Problem to solve:
Find how many lines below mention "HEATMAP". Nothing but the number is needed.

Element data from apps and pages:
====
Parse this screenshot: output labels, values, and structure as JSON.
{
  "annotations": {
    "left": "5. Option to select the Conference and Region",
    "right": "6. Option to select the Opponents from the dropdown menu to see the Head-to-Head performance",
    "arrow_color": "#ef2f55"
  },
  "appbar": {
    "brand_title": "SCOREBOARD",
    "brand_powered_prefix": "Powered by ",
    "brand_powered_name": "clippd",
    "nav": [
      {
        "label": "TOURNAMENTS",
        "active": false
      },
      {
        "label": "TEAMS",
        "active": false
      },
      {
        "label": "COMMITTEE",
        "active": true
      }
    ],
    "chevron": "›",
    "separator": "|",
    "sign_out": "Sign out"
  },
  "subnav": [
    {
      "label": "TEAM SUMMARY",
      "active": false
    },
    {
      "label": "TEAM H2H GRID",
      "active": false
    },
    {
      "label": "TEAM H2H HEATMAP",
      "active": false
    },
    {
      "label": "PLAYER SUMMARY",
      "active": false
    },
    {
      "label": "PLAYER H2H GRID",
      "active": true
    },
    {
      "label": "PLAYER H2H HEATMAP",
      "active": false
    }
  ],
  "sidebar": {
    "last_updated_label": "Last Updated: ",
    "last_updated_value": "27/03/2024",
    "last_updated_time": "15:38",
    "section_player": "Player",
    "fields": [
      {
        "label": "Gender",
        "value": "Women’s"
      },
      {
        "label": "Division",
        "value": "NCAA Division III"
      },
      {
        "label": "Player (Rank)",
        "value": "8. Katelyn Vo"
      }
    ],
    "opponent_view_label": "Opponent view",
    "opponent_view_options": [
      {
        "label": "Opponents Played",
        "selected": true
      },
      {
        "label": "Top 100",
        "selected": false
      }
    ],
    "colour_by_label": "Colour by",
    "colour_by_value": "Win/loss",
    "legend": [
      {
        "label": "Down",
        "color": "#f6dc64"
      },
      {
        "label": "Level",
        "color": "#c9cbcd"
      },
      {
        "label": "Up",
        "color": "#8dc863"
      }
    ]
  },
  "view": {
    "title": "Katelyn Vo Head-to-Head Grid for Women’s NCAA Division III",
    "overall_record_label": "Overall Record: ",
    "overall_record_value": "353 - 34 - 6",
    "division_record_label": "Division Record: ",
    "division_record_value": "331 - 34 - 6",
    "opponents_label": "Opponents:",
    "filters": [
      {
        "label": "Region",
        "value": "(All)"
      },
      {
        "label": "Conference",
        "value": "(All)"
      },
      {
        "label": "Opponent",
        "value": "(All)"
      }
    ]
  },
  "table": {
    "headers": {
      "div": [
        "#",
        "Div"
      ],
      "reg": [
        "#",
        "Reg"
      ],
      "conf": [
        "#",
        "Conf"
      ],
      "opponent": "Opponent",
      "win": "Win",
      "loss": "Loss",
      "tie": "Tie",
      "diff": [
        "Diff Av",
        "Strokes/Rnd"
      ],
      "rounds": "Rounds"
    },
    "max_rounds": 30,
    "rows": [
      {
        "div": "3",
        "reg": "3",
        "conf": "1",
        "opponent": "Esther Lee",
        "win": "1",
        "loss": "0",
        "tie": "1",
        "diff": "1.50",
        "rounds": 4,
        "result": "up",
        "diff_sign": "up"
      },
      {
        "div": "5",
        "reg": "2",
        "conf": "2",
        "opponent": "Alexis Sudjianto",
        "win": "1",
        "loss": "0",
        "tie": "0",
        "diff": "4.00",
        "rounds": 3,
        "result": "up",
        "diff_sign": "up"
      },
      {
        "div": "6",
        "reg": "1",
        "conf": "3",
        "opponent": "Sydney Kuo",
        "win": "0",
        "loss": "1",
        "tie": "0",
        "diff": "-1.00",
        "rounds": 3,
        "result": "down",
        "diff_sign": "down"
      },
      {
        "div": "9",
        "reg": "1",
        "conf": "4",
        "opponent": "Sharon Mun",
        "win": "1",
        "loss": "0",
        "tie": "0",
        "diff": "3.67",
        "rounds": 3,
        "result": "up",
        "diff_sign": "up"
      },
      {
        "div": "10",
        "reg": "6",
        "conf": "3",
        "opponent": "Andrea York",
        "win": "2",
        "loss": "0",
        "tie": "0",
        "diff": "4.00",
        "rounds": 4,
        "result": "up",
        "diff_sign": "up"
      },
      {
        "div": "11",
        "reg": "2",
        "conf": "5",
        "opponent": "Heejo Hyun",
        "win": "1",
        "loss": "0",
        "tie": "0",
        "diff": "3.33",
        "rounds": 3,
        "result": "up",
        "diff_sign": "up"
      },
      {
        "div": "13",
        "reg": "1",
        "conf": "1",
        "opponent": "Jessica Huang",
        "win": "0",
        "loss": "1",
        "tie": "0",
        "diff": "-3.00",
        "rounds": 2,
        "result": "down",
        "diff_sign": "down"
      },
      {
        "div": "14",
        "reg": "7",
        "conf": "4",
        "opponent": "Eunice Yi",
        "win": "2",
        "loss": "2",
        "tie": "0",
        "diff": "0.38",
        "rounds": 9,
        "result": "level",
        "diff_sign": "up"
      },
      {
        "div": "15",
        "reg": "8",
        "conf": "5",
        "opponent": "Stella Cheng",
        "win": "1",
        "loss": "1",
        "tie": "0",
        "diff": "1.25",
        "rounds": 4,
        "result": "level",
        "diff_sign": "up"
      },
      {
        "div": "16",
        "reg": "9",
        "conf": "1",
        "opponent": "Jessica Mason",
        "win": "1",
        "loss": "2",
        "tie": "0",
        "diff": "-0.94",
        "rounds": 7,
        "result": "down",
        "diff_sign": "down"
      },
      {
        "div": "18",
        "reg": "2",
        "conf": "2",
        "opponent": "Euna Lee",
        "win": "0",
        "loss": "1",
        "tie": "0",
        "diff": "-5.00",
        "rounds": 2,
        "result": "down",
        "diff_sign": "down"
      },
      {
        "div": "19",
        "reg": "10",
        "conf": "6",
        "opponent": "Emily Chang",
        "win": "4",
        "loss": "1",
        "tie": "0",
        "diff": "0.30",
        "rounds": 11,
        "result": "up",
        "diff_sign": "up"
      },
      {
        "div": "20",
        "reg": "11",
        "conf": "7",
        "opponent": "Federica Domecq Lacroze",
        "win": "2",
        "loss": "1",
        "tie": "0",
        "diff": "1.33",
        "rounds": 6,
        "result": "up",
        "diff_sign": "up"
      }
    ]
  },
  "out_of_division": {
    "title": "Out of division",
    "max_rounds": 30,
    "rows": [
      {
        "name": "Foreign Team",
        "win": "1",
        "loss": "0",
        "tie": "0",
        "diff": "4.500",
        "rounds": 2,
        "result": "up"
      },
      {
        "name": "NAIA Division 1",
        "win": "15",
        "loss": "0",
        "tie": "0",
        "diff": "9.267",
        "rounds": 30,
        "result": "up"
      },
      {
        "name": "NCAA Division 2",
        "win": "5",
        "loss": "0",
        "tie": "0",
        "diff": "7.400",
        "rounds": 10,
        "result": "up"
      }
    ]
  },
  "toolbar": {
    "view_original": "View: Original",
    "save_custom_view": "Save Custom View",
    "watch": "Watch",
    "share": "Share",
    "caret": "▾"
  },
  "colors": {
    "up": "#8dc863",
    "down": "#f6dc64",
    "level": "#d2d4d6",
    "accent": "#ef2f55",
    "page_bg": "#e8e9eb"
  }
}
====
Solution to this problem:
2